» **AIM OF THE EXERCISE**: In the entries below, every line with the string "JSON" is to be reported.

» **INPUT**:
☆ ☆ ☆

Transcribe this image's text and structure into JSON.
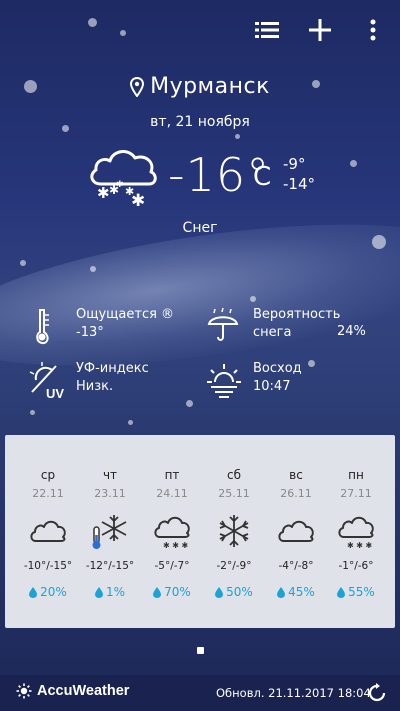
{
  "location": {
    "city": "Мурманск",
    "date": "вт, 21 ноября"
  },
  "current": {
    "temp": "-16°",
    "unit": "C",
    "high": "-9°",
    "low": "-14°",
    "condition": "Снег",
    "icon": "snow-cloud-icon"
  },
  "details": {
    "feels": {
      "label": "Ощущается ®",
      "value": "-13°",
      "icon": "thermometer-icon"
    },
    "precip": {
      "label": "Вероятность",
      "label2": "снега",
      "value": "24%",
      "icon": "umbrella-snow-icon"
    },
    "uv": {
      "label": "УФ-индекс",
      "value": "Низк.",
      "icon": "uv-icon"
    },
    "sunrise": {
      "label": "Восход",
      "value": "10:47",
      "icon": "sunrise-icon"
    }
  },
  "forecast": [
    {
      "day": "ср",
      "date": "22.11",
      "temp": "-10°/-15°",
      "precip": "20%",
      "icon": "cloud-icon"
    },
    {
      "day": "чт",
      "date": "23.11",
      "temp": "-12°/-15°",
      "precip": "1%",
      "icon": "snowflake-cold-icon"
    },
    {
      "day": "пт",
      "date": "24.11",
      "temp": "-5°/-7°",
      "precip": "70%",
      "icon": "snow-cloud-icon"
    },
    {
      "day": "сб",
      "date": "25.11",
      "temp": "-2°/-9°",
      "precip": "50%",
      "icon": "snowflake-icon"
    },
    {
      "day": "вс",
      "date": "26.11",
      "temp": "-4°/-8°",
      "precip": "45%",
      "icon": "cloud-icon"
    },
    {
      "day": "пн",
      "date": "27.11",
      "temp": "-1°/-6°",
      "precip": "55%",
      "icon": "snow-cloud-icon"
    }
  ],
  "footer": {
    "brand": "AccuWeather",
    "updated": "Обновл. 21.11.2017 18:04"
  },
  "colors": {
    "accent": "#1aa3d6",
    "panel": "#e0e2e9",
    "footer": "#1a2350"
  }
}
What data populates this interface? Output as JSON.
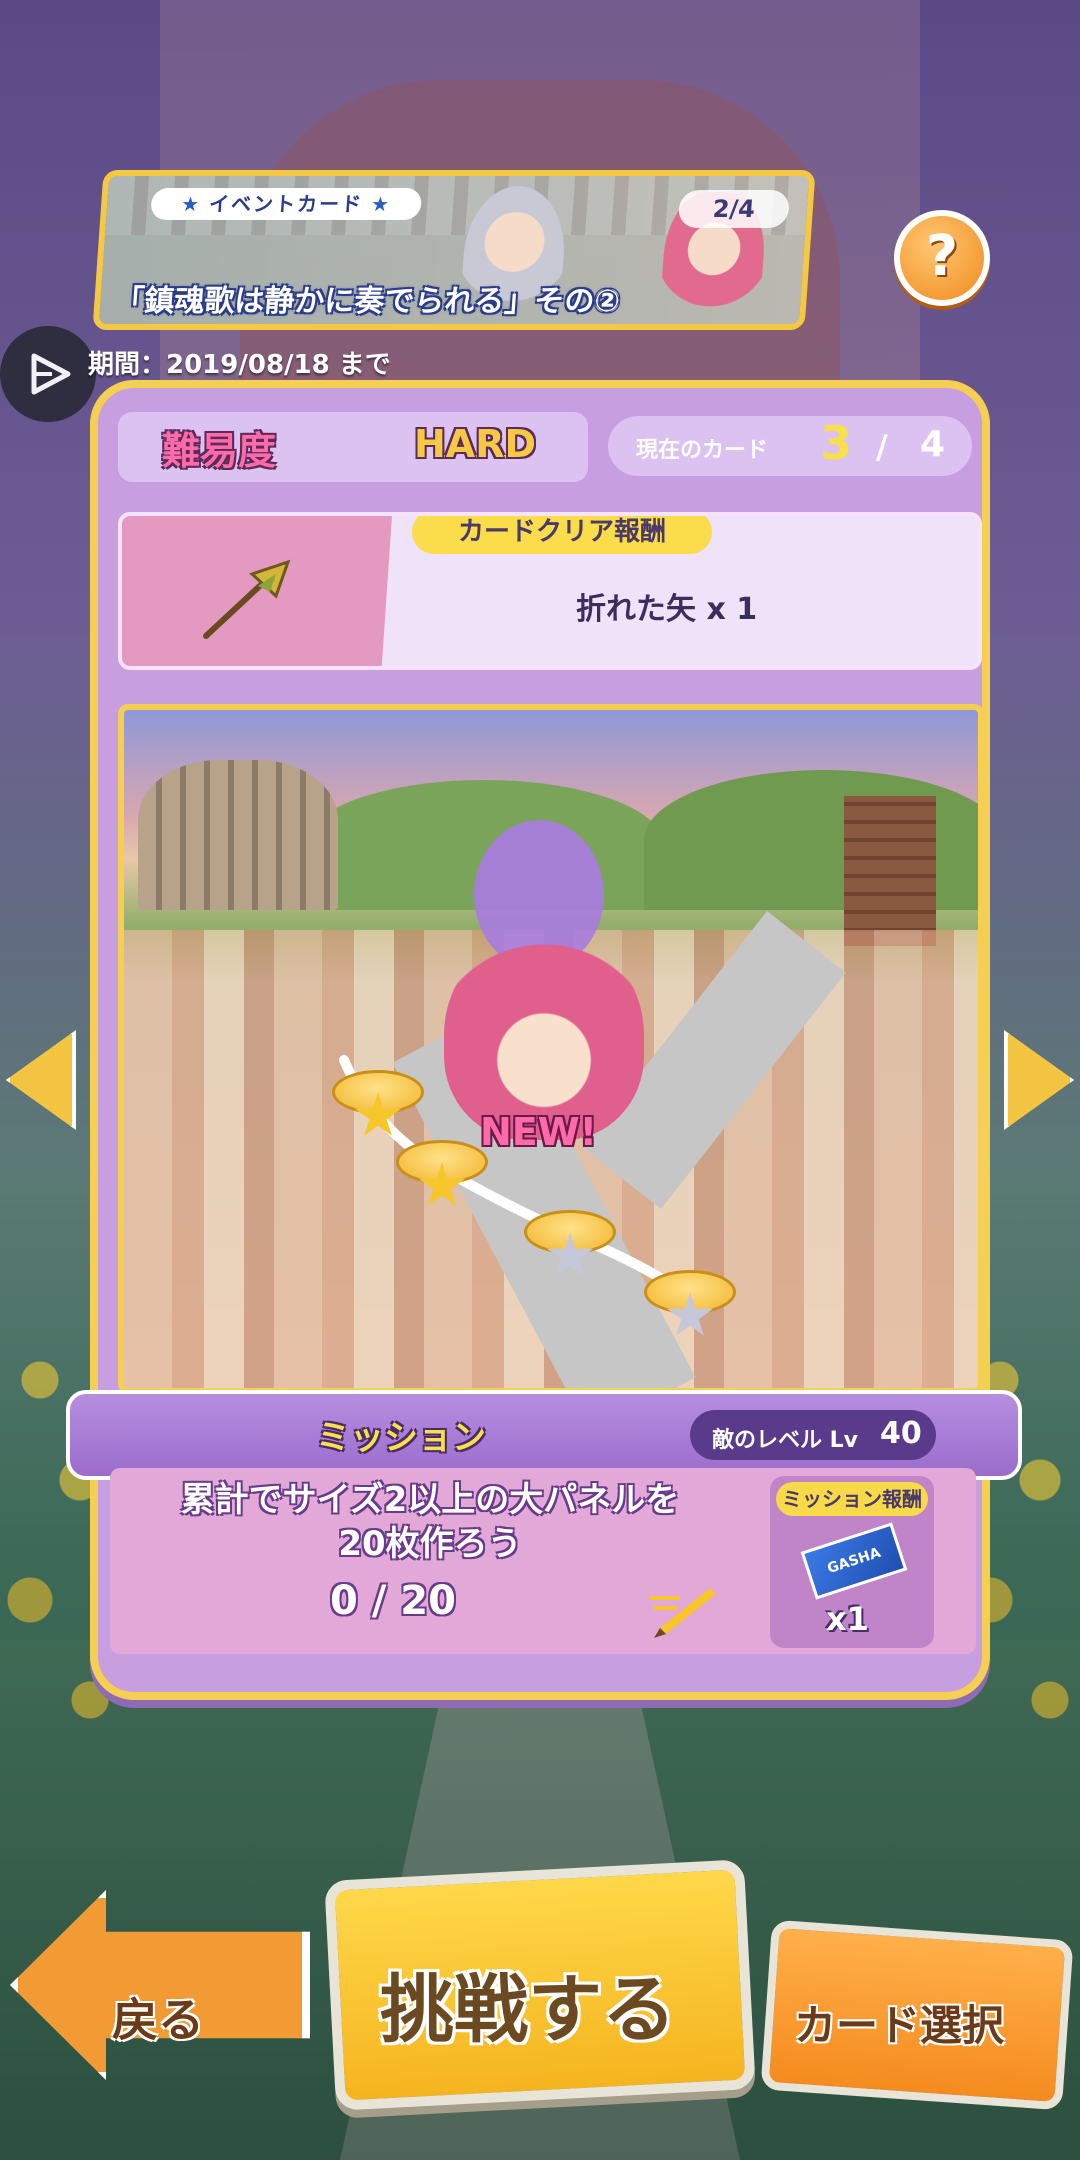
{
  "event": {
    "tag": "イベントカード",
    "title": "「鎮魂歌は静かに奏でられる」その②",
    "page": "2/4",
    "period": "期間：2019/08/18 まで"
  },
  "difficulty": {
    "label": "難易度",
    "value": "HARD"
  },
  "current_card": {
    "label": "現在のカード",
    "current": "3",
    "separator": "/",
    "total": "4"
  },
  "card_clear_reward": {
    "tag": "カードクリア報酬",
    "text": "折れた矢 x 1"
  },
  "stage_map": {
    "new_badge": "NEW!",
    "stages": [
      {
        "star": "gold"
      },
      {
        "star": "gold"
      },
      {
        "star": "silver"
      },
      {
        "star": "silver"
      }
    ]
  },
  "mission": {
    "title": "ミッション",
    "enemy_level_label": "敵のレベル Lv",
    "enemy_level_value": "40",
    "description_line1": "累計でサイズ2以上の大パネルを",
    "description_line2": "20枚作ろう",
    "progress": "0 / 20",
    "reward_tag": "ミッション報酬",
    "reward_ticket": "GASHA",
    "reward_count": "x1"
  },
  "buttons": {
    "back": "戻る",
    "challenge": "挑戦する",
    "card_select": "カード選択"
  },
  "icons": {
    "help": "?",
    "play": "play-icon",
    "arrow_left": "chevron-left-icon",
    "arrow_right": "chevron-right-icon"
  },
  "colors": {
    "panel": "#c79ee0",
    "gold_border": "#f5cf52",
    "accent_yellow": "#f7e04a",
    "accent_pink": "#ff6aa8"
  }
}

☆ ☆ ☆

» **ANSWER FOR THE TASK**:
Transcribe this image's text and structure into JSON.
What data populates this interface? Output as JSON.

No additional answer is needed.